USA Triathlon News Articles Best of 2020: The mo...

Best of 2020: The most read training articles of 2020

By Stephen Meyers, USA Triathlon | Dec. 20, 2020, 10:30 p.m. (ET)

best training articles of 2020

With so many of our races canceled or postponed, and gyms and pools closed for much of the year, triathlon training certainly looked and felt different in 2020. It was a year unlike any other, and our most-read Multisport Lab training articles certainly reflected the pandemic's influence on our training in 2020. 

USA Triathlon Certified Coaches offered advice on how to do swim workouts without the pool and how you can incorporate these movements — and other strength training exercises — into your new at-home workout routine. Read on for the top 10 most-read training articles of the year.

1. Try these at-home dryland swim exercises

Many pools remain closed around the country. Being able to effectively stay in good swim condition, even when you do not have access to a pool, is critical for long term success. This can be done through dryland training.

2. Dryland stretch cord workouts you can do at home

Dry land stretch cord training can be an effective way to sustain your swim fitness during the offseason or during our ongoing situation with COVID-19. Stretch cord training helps you to maintain swim specific strength and efficiency, conditioning muscle groups and mimicking freestyle movements, making the transition back to the pool much easier. 

3. What you need to know about nutrition periodization

If we change our training throughout the year in order to help us reach specific goals, why do we not change the food we eat to match the changes in our fueling demands?

4. Triathlon Medical Corner: What you need to know about blood clots

Statistically, blood clots tend to occur with increased frequency in older, non-active, and less fit individuals. You wouldn't think of triathletes falling in this category. So how is it that some triathletes can get blood clots in their legs or lungs? And if you have a blood clot, can you train or race again? Learn more. 

5. Can you feel it? 3 swim drills to get a better feel for the water

Even the high-end swimmer is constantly searching for better feel in the water.

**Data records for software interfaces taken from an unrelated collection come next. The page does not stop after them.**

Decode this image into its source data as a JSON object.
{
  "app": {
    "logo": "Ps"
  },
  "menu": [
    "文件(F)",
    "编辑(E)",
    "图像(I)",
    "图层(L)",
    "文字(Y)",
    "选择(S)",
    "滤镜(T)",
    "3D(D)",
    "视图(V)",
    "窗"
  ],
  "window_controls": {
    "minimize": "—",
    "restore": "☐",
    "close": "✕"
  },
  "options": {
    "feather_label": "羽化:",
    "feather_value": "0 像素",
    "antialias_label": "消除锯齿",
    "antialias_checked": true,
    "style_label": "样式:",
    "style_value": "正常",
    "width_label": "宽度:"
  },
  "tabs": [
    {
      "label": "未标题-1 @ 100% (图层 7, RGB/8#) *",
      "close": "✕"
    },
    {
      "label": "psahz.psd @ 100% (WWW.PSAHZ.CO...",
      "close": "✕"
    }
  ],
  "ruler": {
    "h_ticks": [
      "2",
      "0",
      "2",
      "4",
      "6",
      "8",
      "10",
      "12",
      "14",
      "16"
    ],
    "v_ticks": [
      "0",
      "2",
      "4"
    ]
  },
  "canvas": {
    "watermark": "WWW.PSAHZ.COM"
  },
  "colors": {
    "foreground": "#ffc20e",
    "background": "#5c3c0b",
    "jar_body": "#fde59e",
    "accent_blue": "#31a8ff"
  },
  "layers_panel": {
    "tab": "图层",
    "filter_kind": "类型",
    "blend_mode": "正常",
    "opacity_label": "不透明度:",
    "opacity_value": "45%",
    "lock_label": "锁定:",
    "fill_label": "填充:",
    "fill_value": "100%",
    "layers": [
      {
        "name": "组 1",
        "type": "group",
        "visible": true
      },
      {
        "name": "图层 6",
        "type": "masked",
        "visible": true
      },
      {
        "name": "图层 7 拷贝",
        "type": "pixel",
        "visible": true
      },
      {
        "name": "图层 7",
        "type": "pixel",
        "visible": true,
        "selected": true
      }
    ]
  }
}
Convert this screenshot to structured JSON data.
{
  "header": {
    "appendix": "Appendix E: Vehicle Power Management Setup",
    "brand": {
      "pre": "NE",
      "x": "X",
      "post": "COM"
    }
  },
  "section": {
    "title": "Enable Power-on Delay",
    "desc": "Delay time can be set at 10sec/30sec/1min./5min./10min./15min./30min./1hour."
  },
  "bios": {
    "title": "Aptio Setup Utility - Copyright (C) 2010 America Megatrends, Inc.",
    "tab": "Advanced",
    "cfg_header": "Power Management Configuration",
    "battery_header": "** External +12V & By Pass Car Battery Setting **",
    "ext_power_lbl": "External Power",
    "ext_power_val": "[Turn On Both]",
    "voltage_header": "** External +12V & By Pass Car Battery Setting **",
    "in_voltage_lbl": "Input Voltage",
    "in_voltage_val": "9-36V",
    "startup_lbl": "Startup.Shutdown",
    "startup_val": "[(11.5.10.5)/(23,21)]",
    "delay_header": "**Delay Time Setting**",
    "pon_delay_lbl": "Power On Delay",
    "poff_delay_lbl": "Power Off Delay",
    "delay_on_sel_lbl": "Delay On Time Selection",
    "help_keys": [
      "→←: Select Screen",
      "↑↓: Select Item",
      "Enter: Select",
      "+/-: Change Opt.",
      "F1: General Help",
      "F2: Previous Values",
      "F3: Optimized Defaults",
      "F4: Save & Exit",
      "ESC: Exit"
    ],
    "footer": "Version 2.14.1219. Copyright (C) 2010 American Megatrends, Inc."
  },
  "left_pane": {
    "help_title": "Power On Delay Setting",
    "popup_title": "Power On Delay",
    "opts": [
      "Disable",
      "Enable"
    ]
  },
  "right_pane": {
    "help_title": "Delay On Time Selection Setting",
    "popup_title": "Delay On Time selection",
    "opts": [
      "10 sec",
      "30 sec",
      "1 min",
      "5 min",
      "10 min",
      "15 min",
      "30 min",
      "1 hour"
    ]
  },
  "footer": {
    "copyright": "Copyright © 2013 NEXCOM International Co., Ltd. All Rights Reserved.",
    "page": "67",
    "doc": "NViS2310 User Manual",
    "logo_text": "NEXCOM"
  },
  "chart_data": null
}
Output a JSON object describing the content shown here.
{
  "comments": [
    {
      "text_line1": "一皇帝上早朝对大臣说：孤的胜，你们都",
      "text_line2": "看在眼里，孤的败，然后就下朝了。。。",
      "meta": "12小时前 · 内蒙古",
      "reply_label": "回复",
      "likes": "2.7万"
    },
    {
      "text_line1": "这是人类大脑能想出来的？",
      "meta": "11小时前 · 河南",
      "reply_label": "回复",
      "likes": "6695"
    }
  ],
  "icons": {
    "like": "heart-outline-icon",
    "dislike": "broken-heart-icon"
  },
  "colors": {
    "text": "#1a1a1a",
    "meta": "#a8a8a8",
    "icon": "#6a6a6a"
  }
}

Here are three easy drills that can be done for any level swimmer who is in search of better feel for the water.

6. Becoming a mindful triathlete 

It’s easy to forget about arguably the biggest driver behind whatever performance your physical training has you ready to deliver on race day … your mind!

7. Yoga poses for the triathlete 

Incorporate yoga into your routine to make your mind and body stronger, while also helping to prevent injuries.

8. Staying motivated during the Coronavirus pandemic

While it has been personally disappointing to have to miss your planned events, it behooves you to maintain your healthy life and exercise routines.

9. What to expect from a swim video analysis 

Most triathletes understand why swim videotaping is important, but not many triathletes actually take the time to seek out an experienced coach to complete a video analysis. To help triathletes put their words into action, this article reviews why video analysis is important, and what to expect from a quality analysis — the most important part of making real improvements in swim technique.

10. 3 nutrition trends for triathletes in 2020 

Anything that you change to your food consumption in a major way needs to be taken seriously, not just implemented based on a trendy article or an opinion of a friend. To help you out, here are three nutrition trends as forecast by a board-certified sports dietitian.

Stephen Meyers, USA Triathlon

Stephen Meyers is Content Manager at USA Triathlon and editor in chief of USA Triathlon Magazine.